> _ABOUT THIS EXERCISE_:
Show, in full, each line of the data that contains "American".
Start of Block
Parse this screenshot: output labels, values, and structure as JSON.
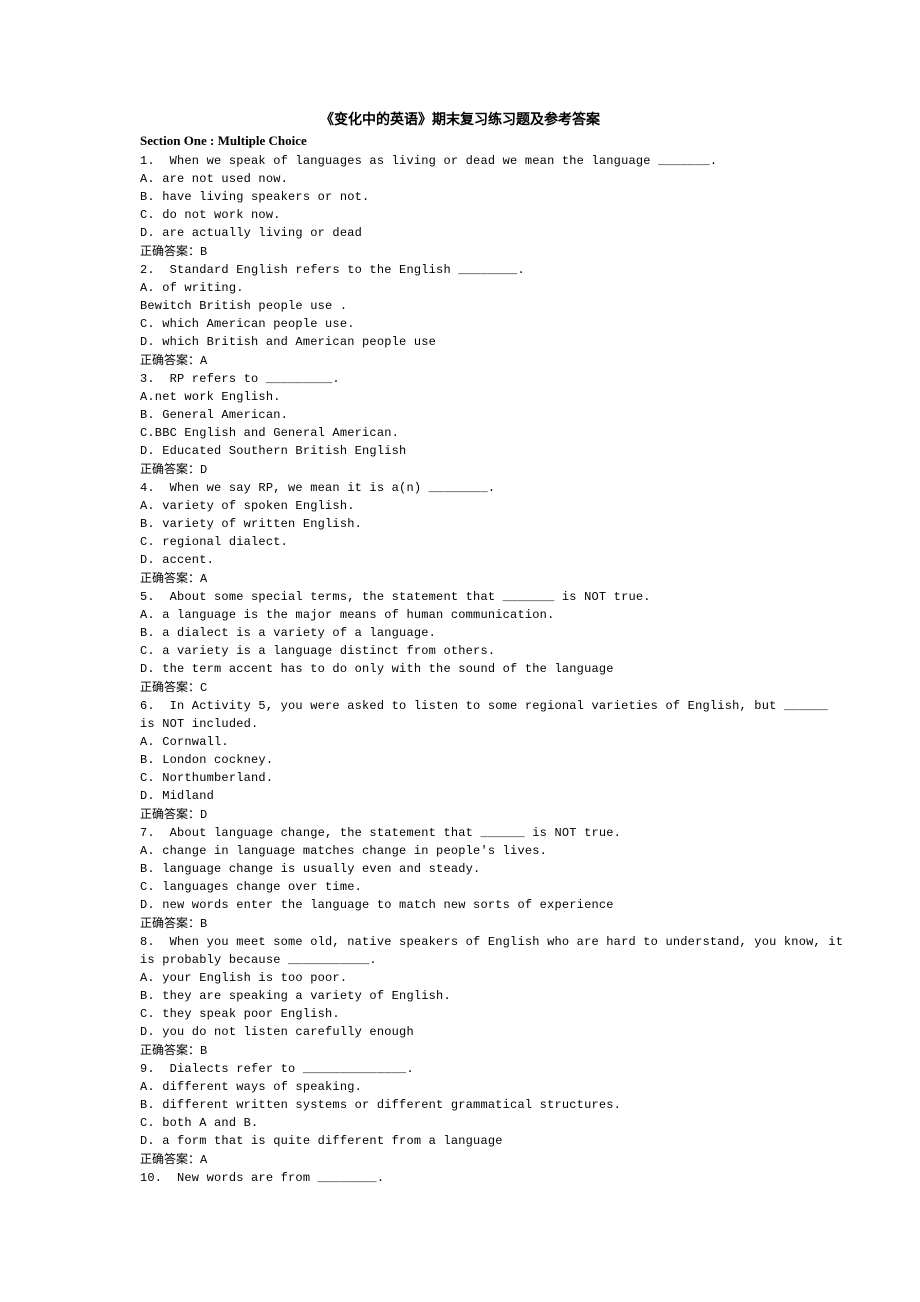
{
  "title": "《变化中的英语》期末复习练习题及参考答案",
  "section_title": "Section One : Multiple Choice",
  "questions": [
    {
      "num": "1.",
      "stem": "When we speak of languages as living or dead we mean the language _______.",
      "opts": [
        "A. are not used now.",
        "B. have living speakers or not.",
        "C. do not work now.",
        "D. are actually living or dead"
      ],
      "ans_label": "正确答案：",
      "ans": "B"
    },
    {
      "num": "2.",
      "stem": "Standard English refers to the English ________.",
      "opts": [
        "A. of writing.",
        "Bewitch British people use .",
        "C. which American people use.",
        "D. which British and American people use"
      ],
      "ans_label": "正确答案：",
      "ans": "A"
    },
    {
      "num": "3.",
      "stem": "RP refers to _________.",
      "opts": [
        "A.net work English.",
        "B. General American.",
        "C.BBC English and General American.",
        "D. Educated Southern British English"
      ],
      "ans_label": "正确答案：",
      "ans": "D"
    },
    {
      "num": "4.",
      "stem": "When we say RP, we mean it is a(n) ________.",
      "opts": [
        "A. variety of spoken English.",
        "B. variety of written English.",
        "C. regional dialect.",
        "D. accent."
      ],
      "ans_label": "正确答案：",
      "ans": "A"
    },
    {
      "num": "5.",
      "stem": "About some special terms, the statement that _______ is NOT true.",
      "opts": [
        "A. a language is the major means of human communication.",
        "B. a dialect is a variety of a language.",
        "C. a variety is a language distinct from others.",
        "D. the term accent has to do only with the sound of the language"
      ],
      "ans_label": "正确答案：",
      "ans": "C"
    },
    {
      "num": "6.",
      "stem": "In Activity 5, you were asked to listen to some regional varieties of English, but ______",
      "stem2": "is NOT included.",
      "opts": [
        "A. Cornwall.",
        "B. London cockney.",
        "C. Northumberland.",
        "D. Midland"
      ],
      "ans_label": "正确答案：",
      "ans": "D"
    },
    {
      "num": "7.",
      "stem": "About language change, the statement that ______ is NOT true.",
      "opts": [
        "A. change in language matches change in people's lives.",
        "B. language change is usually even and steady.",
        "C. languages change over time.",
        "D. new words enter the language to match new sorts of experience"
      ],
      "ans_label": "正确答案：",
      "ans": "B"
    },
    {
      "num": "8.",
      "stem": "When you meet some old, native speakers of English who are hard to understand, you know, it",
      "stem2": "is probably because ___________.",
      "opts": [
        "A. your English is too poor.",
        "B. they are speaking a variety of English.",
        "C. they speak poor English.",
        "D. you do not listen carefully enough"
      ],
      "ans_label": "正确答案：",
      "ans": "B"
    },
    {
      "num": "9.",
      "stem": "Dialects refer to ______________.",
      "opts": [
        "A. different ways of speaking.",
        "B. different written systems or different grammatical structures.",
        "C. both A and B.",
        "D. a form that is quite different from a language"
      ],
      "ans_label": "正确答案：",
      "ans": "A"
    },
    {
      "num": "10.",
      "stem": "New words are from ________.",
      "opts": [],
      "ans_label": "",
      "ans": ""
    }
  ]
}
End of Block
> _RESULT FOR THIS TASK_:
        "C. which American people use.",
        "D. which British and American people use"
        "B. General American.",
        "C.BBC English and General American.",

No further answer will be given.